JUNEAU, Alaska (AP) — The trip from Seattle to Juneau is about two hours and 15 minutes in the air. Flying from Vancouver would be a little quicker if there were direct flights. Let's guess it's about two hours even.
Paddling it in a canoe takes about 55 days.
Liam Godfrey and Jake Dombek, both 22, have been paddling steadily north to Juneau for the last two months, leaving southern British Columbia on June 7. Rowing more than 800 miles with all their gear, relying only on what they prepared, they've been working their way up the Inside Passage
"The timing was perfect and we just went all in," Dombek said, who just graduated college. "We'd never planned a trip this big and did it."
Rowing an average of 20 miles every day, Godfrey and Dombek spent hours a day working their way up the coast, stopping in small towns along the way where they'd mailed themselves food drops before they stepped off.
"There's pretty much no other place as beautiful that you could just paddle through," said Godfrey.
Godfrey said he was living in BC last year when they had the idea for the trip. Both men started planning then, and spent the time working out the details, which could be difficult and time-consuming. This was made more difficult because they were frequently working, going to college, or both.
"The hardest part was maintaining our cohesiveness, getting our crap together," Godfrey said.
The men worked with a number of companies, including Clipper Canoes, to source gear for their trip. They also put together a fundraising campaign so that they could raise and donate money to Pacific Wild, a nonprofit foundation dedicated to protecting the Great Bear Rainforest on the Pacific Coast.
"That kind of became what this trip was about," Godfrey said. "We wanted to raise awareness and give back to this beautiful area we were paddling through."
The two donated their funds raised to date to Pacific Wild before leaving, said Dombek.
The trip itself has taken them up the coast, often running through tidal flats and by the odd glacier on the way north. Navigation was done by maps, with redundancy in the form of an independent GPS and their phones.
"We're both a fan of paper charts," Godfrey laughed, as he traced the route north, showing where they'd camped.
The men said they picked a canoe for a few reasons; ease of loading, and higher gunwales for ocean chop. Their canoe, 18.5 feet long, carried more than 700 pounds, between their gear, supplies and themselves, Godfrey guessed.
"It's a lot easier to load, and you can fit more gear," Dombek said. "We wouldn't have wanted to do it in any other boat."

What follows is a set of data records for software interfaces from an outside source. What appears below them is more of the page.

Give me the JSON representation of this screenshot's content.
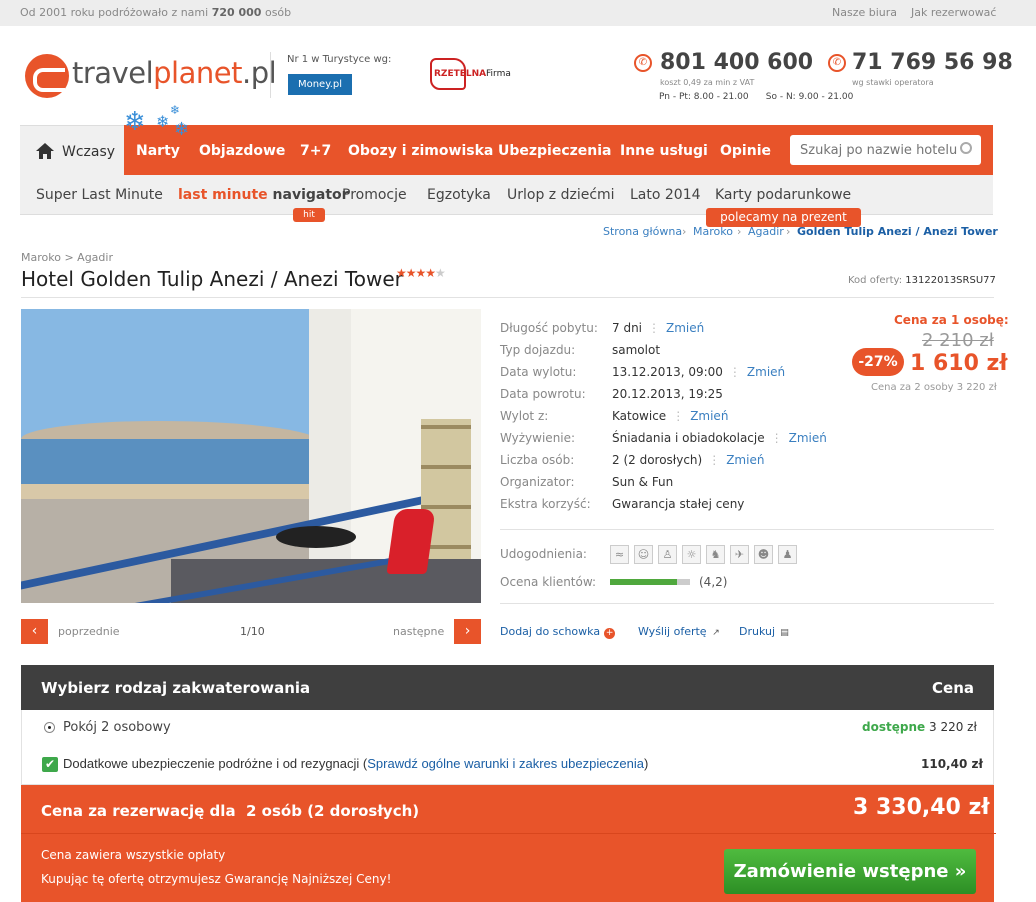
{
  "topbar": {
    "since_prefix": "Od 2001 roku podróżowało z nami",
    "since_count": "720 000",
    "since_suffix": "osób",
    "link_offices": "Nasze biura",
    "link_howto": "Jak rezerwować"
  },
  "header": {
    "logo_part1": "travel",
    "logo_part2": "planet",
    "logo_part3": ".pl",
    "award_label": "Nr 1 w Turystyce wg:",
    "award_badge": "Money.pl",
    "rzetelna_1": "RZETELNA",
    "rzetelna_2": "Firma",
    "phone1": "801 400 600",
    "phone1_note": "koszt 0,49 za min z VAT",
    "hours_weekday": "Pn - Pt: 8.00 - 21.00",
    "hours_weekend": "So - N: 9.00 - 21.00",
    "phone2": "71 769 56 98",
    "phone2_note": "wg stawki operatora"
  },
  "nav": {
    "home": "Wczasy",
    "items": [
      "Narty",
      "Objazdowe",
      "7+7",
      "Obozy i zimowiska",
      "Ubezpieczenia",
      "Inne usługi",
      "Opinie"
    ],
    "search_placeholder": "Szukaj po nazwie hotelu"
  },
  "subnav": {
    "items": [
      "Super Last Minute",
      "Promocje",
      "Egzotyka",
      "Urlop z dziećmi",
      "Lato 2014",
      "Karty podarunkowe"
    ],
    "lmn_a": "last minute",
    "lmn_b": "navigator",
    "hit": "hit",
    "prezent": "polecamy na prezent"
  },
  "breadcrumb": {
    "items": [
      "Strona główna",
      "Maroko",
      "Agadir"
    ],
    "current": "Golden Tulip Anezi / Anezi Tower",
    "sep": "›"
  },
  "hotel": {
    "location_country": "Maroko",
    "location_city": "Agadir",
    "location_sep": ">",
    "title": "Hotel Golden Tulip Anezi / Anezi Tower",
    "stars_on": "★★★★",
    "stars_off": "★",
    "stars": 4,
    "offer_code_label": "Kod oferty:",
    "offer_code": "13122013SRSU77"
  },
  "gallery": {
    "prev": "poprzednie",
    "next": "następne",
    "counter": "1/10"
  },
  "details": {
    "change": "Zmień",
    "rows": [
      {
        "label": "Długość pobytu:",
        "value": "7 dni"
      },
      {
        "label": "Typ dojazdu:",
        "value": "samolot"
      },
      {
        "label": "Data wylotu:",
        "value": "13.12.2013, 09:00"
      },
      {
        "label": "Data powrotu:",
        "value": "20.12.2013, 19:25"
      },
      {
        "label": "Wylot z:",
        "value": "Katowice"
      },
      {
        "label": "Wyżywienie:",
        "value": "Śniadania i obiadokolacje"
      },
      {
        "label": "Liczba osób:",
        "value": "2 (2 dorosłych)"
      },
      {
        "label": "Organizator:",
        "value": "Sun & Fun"
      },
      {
        "label": "Ekstra korzyść:",
        "value": "Gwarancja stałej ceny"
      }
    ],
    "amenities_label": "Udogodnienia:",
    "amenities": [
      "pool-icon",
      "family-icon",
      "fitness-icon",
      "beach-icon",
      "kids-icon",
      "plane-icon",
      "theatre-icon",
      "sport-icon"
    ],
    "rating_label": "Ocena klientów:",
    "rating_value": "(4,2)",
    "rating_fraction": 0.84
  },
  "actions": {
    "clipboard": "Dodaj do schowka",
    "send": "Wyślij ofertę",
    "print": "Drukuj"
  },
  "price": {
    "label": "Cena za 1 osobę:",
    "old": "2 210 zł",
    "discount": "-27%",
    "new": "1 610 zł",
    "for_two": "Cena za 2 osoby 3 220 zł"
  },
  "accommodation": {
    "header": "Wybierz rodzaj zakwaterowania",
    "price_header": "Cena",
    "room": "Pokój 2 osobowy",
    "room_status": "dostępne",
    "room_price": "3 220 zł",
    "insurance_pre": "Dodatkowe ubezpieczenie podróżne i od rezygnacji (",
    "insurance_link": "Sprawdź ogólne warunki i zakres ubezpieczenia",
    "insurance_post": ")",
    "insurance_price": "110,40 zł"
  },
  "summary": {
    "label": "Cena za rezerwację dla  2 osób (2 dorosłych)",
    "total": "3 330,40 zł",
    "note1": "Cena zawiera wszystkie opłaty",
    "note2": "Kupując tę ofertę otrzymujesz Gwarancję Najniższej Ceny!",
    "button": "Zamówienie wstępne »"
  },
  "colors": {
    "accent": "#e8542a",
    "link": "#1b5fa5",
    "ok": "#3ea84b",
    "dark": "#3f3f3f"
  }
}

Camping was largely on whichever beach looked promising, or islands where they could find them, for security from bears and other wildlife. Carnivorous wildlife was a concern that they took precautions for every night, but nothing ever troubled them, the men said.
"You have to be aware of potentially dangerous animals," Dombek said. "You just sleep a little better on an island"
The trip was free of any serious trouble, and good weather for the majority, Dombek said. Godfrey added that there were a few days of rough seas where they elected not to go out, and a few 5-8 mile ocean crossings to get across inlets that would take far too long to go down and out again.
Their biggest problem, perhaps, was running out of things to talk about as they paddled alone but for each other for two months.
"There were some days when it'd just be quiet," Godfrey said. "We just had nothing else to say."
From here, the boys will meet their fathers and make their way up to Glacier Bay and do some canoeing with them.
"We're excited to share with someone else," Dombek said.
They don't have any other trips like this planned, though Godfrey added that they were both always thinking about other trips. Both men laughed and added that the next one probably won't be quite as long; 55 days is a long time to paddle.
"There's an aspect of seeing how what you can do: how far can you go?" Godfrey said.